EPA Hands Over the Keys with Clean Power Plan, California Already on Cruise Control

rp_dWalker.jpgEPA’s Clean Power Plan, proposed today, is a roadmap for cutting dangerous pollution from power plants, and as with any map, there are many roads to follow. For this journey, states are in the driver’s seat and can steer themselves in the direction most beneficial to their people and to the state’s economy, as long as they show EPA they are staying on the map and ultimately reaching the final destination.

As usual, California got off to a head start, explored the territory, blazed a lot of new trails, and left a number of clues on how states can transition to a lower carbon future, and California’s successes are one proven, potential model for other states to follow. The state’s legacy of clean energy and energy efficiency progress is a big reason the White House and EPA could roll out the most significant national climate change action in U.S. history.

Way back in the mid-1970s, when Governor Jerry Brown did his first tour of duty, California pioneered what remains one of the most effective tools for cutting pollution and saving money:  energy efficiency. The state’s efficiency standards, largely aimed at buildings and appliances, have saved Californians $74 billion and avoided the construction of more than 30 power plants. All those energy savings have translated into California residential electricity bills that are 25% lower than the national average.  What’s more, California produces twice as much economic output per kilowatt hour of electricity usage as the national average.

While energy efficiency has done yeoman’s work pulling costs down, reducing the need for dirty energy, and supercharging the state’s clean energy economy, California has also brought bold approaches to cleaning up its power supply. The California Renewable Portfolio Standard (RPS) requires 33% of all electricity sold in California to come from renewable sources by 2020, the most aggressive of the 29 states with RPS measures on the books.

In 2006, California enacted Senate Bill 1368, a groundbreaking law that set the nation’s first greenhouse gas emissions standard for power plants, a forerunner of EPA’s Clean Power Plan announced today. The same year, the Global Warming Solutions Act (AB 32) instituted a statewide limit on greenhouse gas emissions, requiring California to return to 1990 levels by 2020. Power plants are capped under AB 32’s successful cap-and-trade program, another precedent that set the table for EPA’s Clean Power Plan, which establishes a national limit on power plant pollution for the first time. This robust suite of policies resulted in California cutting carbon pollution from in-state and imported electricity by 16% between 2005 and 2010-2012.

Given this track record, it’s no surprise that Californians strongly support pollution limits on power plants. According to the Public Policy Institute of California (PPIC) 2013 survey, 76% of Californians support “stricter emissions limits on power plants,” and 65% of survey respondents say that California should act immediately to cut emissions and not wait for the economy to improve, a record-high level of support. The survey also shows that Californians believe the economy will improve because of strong environmental regulations, and that you don’t have to have one or the other. Data corroborating this view continues to pile up:  the state now has its lowest unemployment rate since 2008 even with increasingly stringent environmental policies.
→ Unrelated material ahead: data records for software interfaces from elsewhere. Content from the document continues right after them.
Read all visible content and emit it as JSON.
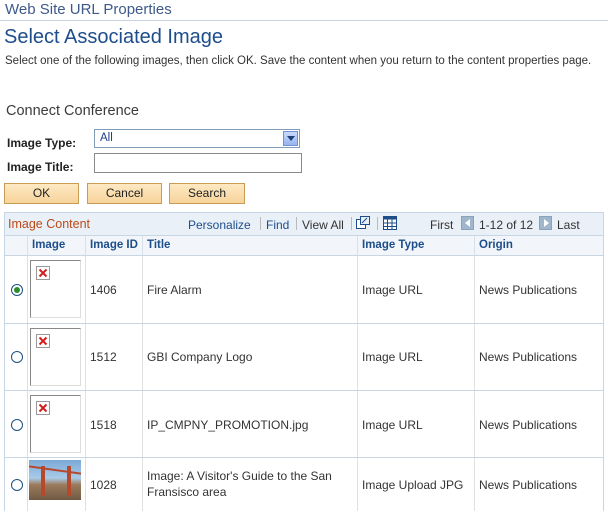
{
  "window_title": "Web Site URL Properties",
  "page_title": "Select Associated Image",
  "instructions": "Select one of the following images, then click OK.  Save the content when you return to the content properties page.",
  "section_title": "Connect Conference",
  "form": {
    "image_type_label": "Image Type:",
    "image_type_value": "All",
    "image_title_label": "Image Title:",
    "image_title_value": ""
  },
  "buttons": {
    "ok": "OK",
    "cancel": "Cancel",
    "search": "Search"
  },
  "grid": {
    "title": "Image Content",
    "personalize": "Personalize",
    "find": "Find",
    "view_all": "View All",
    "first": "First",
    "range": "1-12 of 12",
    "last": "Last",
    "columns": [
      "Image",
      "Image ID",
      "Title",
      "Image Type",
      "Origin"
    ],
    "rows": [
      {
        "selected": true,
        "image": "broken-image-icon",
        "id": "1406",
        "title_lines": [
          "Fire Alarm"
        ],
        "type": "Image URL",
        "origin": "News Publications"
      },
      {
        "selected": false,
        "image": "broken-image-icon",
        "id": "1512",
        "title_lines": [
          "GBI Company Logo"
        ],
        "type": "Image URL",
        "origin": "News Publications"
      },
      {
        "selected": false,
        "image": "broken-image-icon",
        "id": "1518",
        "title_lines": [
          "IP_CMPNY_PROMOTION.jpg"
        ],
        "type": "Image URL",
        "origin": "News Publications"
      },
      {
        "selected": false,
        "image": "golden-gate-bridge-photo",
        "id": "1028",
        "title_lines": [
          "Image: A Visitor's Guide to the San",
          "Fransisco area"
        ],
        "type": "Image Upload JPG",
        "origin": "News Publications"
      }
    ]
  },
  "colors": {
    "accent": "#1d4d8b",
    "grid_title": "#bb4a17",
    "button_bg": "#f7d39a",
    "selected_radio": "#2e8b2e"
  }
}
California is proof positive that states can fashion creative policies that improve their environmental and economic bottom line, and that’s exactly what will be needed to make EPA’s Clean Power Plan a durable and resounding success. California’s roadmap includes a variety of alternative routes, giving other states a chance to adopt or adapt them to meet the needs of their own unique journeys toward a healthier future.
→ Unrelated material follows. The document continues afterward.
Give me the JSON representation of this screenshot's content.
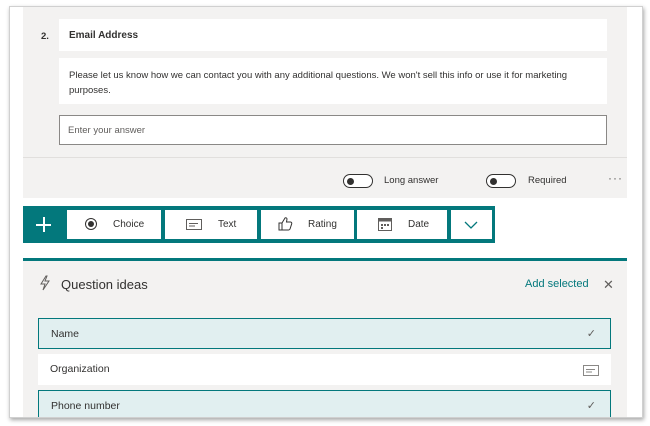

This entry was posted in Cap and trade, Clean Energy, Climate, Energy Efficiency, General, Global Warming Solutions Act: AB 32. Bookmark the permalink. Both comments and trackbacks are currently closed.

One Trackback